LOUISVILLE, Ky. -- Villanova coach Jay Wright needed to see what Kris Jenkins was up to after a team dinner his freshman year. Jenkins, who arrived on campus overweight, slipped in a drug store located near the restaurant, and Wright tailed behind.
Wright knew he had to stay on Jenkins about his weight.
"We ate a nice healthy dinner and he bought candy bars and juice," Wright said. "I came in behind him in the line and he turned around and said, 'Oh, no.' I made him give it back."
Jenkins couldn't even be mad. That's actually what made the 6-foot-6 forward sign with Villanova in the first place.
Wright was recruiting Nate Britt, Jenkins' brother and teammate, when he initially saw that Jenkins had a full skillset. The "only negative" was that "he had more mass than he should have had on that body structure."
"We said to Kris, 'We would love to have you if you would really want to come in here and get into shape and cut your body fat because we think if you did that you could be an incredible basketball player,' " Wright said.
Wright told Jenkins he'd have to lose weight to play for a major Division I program, not knowing if he would accept the challenge to shed pounds. When he proved that he was willing to do it, Wright said he knew he had a special player.
Jenkins weighed in the 260-pound range coming out of high school. He's down to about 240.
"What really attracted me was just how he was really willing to take a chance on a kid who coming out of high school was just a fat kid," Jenkins said. "He gave me a plan that I thought could change my entire life, could not only make me the best basketball player, but the best person.

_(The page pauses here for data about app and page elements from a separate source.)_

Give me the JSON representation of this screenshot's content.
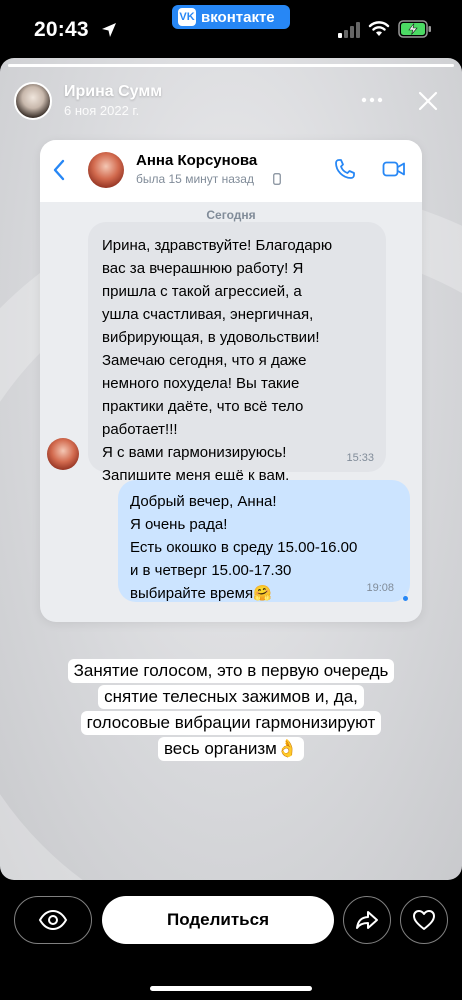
{
  "status_bar": {
    "time": "20:43",
    "back_app": "вконтакте",
    "back_app_logo": "VK",
    "icons": [
      "location-arrow-icon",
      "signal-icon",
      "wifi-icon",
      "battery-charging-icon"
    ]
  },
  "story": {
    "author_name": "Ирина Сумм",
    "date": "6 ноя 2022 г.",
    "progress": 1.0
  },
  "chat": {
    "contact_name": "Анна Корсунова",
    "contact_status": "была 15 минут назад",
    "date_separator": "Сегодня",
    "messages": [
      {
        "direction": "incoming",
        "text": "Ирина, здравствуйте! Благодарю\nвас за вчерашнюю работу! Я\nпришла с такой агрессией, а\nушла счастливая, энергичная,\nвибрирующая, в удовольствии!\nЗамечаю сегодня, что я даже\nнемного похудела! Вы такие\nпрактики даёте, что всё тело\nработает!!!\nЯ с вами гармонизируюсь!\nЗапишите меня ещё к вам.",
        "time": "15:33"
      },
      {
        "direction": "outgoing",
        "text": "Добрый вечер, Анна!\nЯ очень рада!\nЕсть окошко в среду 15.00-16.00\nи в четверг 15.00-17.30\nвыбирайте время🤗",
        "time": "19:08"
      }
    ]
  },
  "caption": {
    "lines": [
      "Занятие голосом, это в первую очередь",
      "снятие телесных зажимов и, да,",
      "голосовые вибрации гармонизируют",
      "весь организм👌"
    ]
  },
  "bottom_bar": {
    "share_label": "Поделиться"
  },
  "colors": {
    "vk_blue": "#2787f5",
    "outgoing_bubble": "#cce4ff",
    "incoming_bubble": "#e2e4e8",
    "charging_green": "#4cd964"
  }
}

I'm still in the process of continuing to get better and so far it's been good to me."
Wright's basketball plan for Jenkins is critical to making everything work for the Wildcats. Wright essentially mastered playing "small ball" over the past decade before anyone else collegiately started relying on smaller lineups.
To make it effective, he needed a player like Jenkins who had the strength to defend power forwards, but the offensive skillset to be a mismatch. That's what Jenkins has turned into as Nova's second-leading scorer at 13.3 points per game.

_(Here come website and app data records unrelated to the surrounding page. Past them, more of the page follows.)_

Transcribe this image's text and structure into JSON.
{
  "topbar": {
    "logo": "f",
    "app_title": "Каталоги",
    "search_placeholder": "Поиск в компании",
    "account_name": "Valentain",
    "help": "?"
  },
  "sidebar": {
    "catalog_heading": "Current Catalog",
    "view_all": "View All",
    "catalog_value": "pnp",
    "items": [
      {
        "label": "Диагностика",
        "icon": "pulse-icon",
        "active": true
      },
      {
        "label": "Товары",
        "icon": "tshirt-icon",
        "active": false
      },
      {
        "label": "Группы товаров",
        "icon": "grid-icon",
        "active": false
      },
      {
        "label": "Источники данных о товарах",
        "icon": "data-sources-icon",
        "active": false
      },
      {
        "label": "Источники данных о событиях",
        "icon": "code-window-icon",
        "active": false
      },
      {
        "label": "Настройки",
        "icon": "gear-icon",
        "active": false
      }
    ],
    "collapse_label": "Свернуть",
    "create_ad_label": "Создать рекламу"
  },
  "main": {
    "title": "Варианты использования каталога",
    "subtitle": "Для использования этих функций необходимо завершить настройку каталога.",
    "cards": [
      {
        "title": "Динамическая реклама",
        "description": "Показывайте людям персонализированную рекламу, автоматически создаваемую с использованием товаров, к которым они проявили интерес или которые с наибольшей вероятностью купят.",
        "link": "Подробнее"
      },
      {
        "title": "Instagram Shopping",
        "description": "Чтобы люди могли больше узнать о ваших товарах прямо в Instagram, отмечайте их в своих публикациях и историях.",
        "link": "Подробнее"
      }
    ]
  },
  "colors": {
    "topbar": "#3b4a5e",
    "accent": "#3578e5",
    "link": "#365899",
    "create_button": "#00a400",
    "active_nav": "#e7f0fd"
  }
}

Jenkins could be paired up against Marylands 6-9, 235-pound Robert Carter. But that also means Carter might be the one trying to chase Jenkins around. That could give Villanova the advantage offensively.

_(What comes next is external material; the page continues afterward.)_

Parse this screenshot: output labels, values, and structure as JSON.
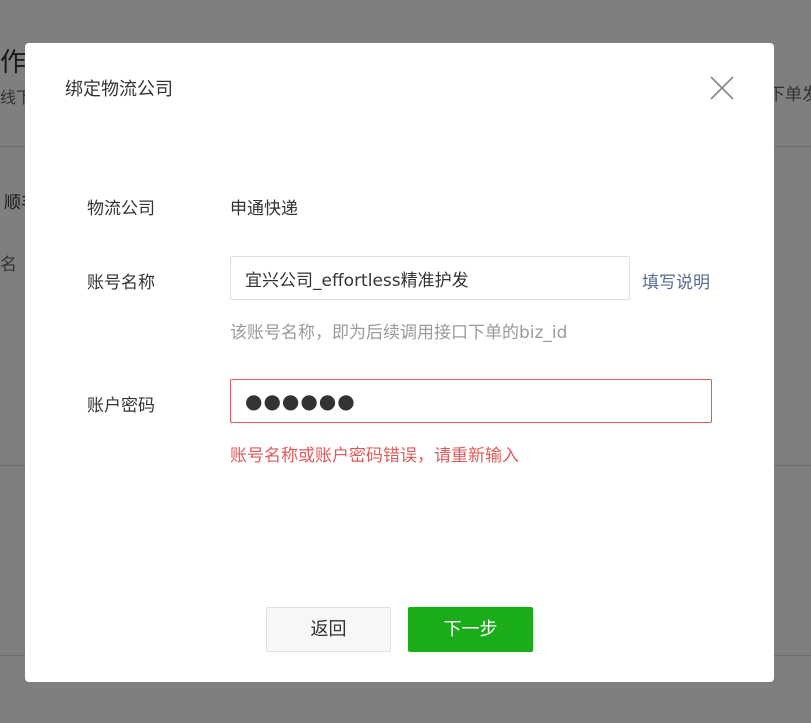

"He's a matchup nightmare for the opponent," Wright said. "But he's also a valuable, resourceful player for us that can play any position."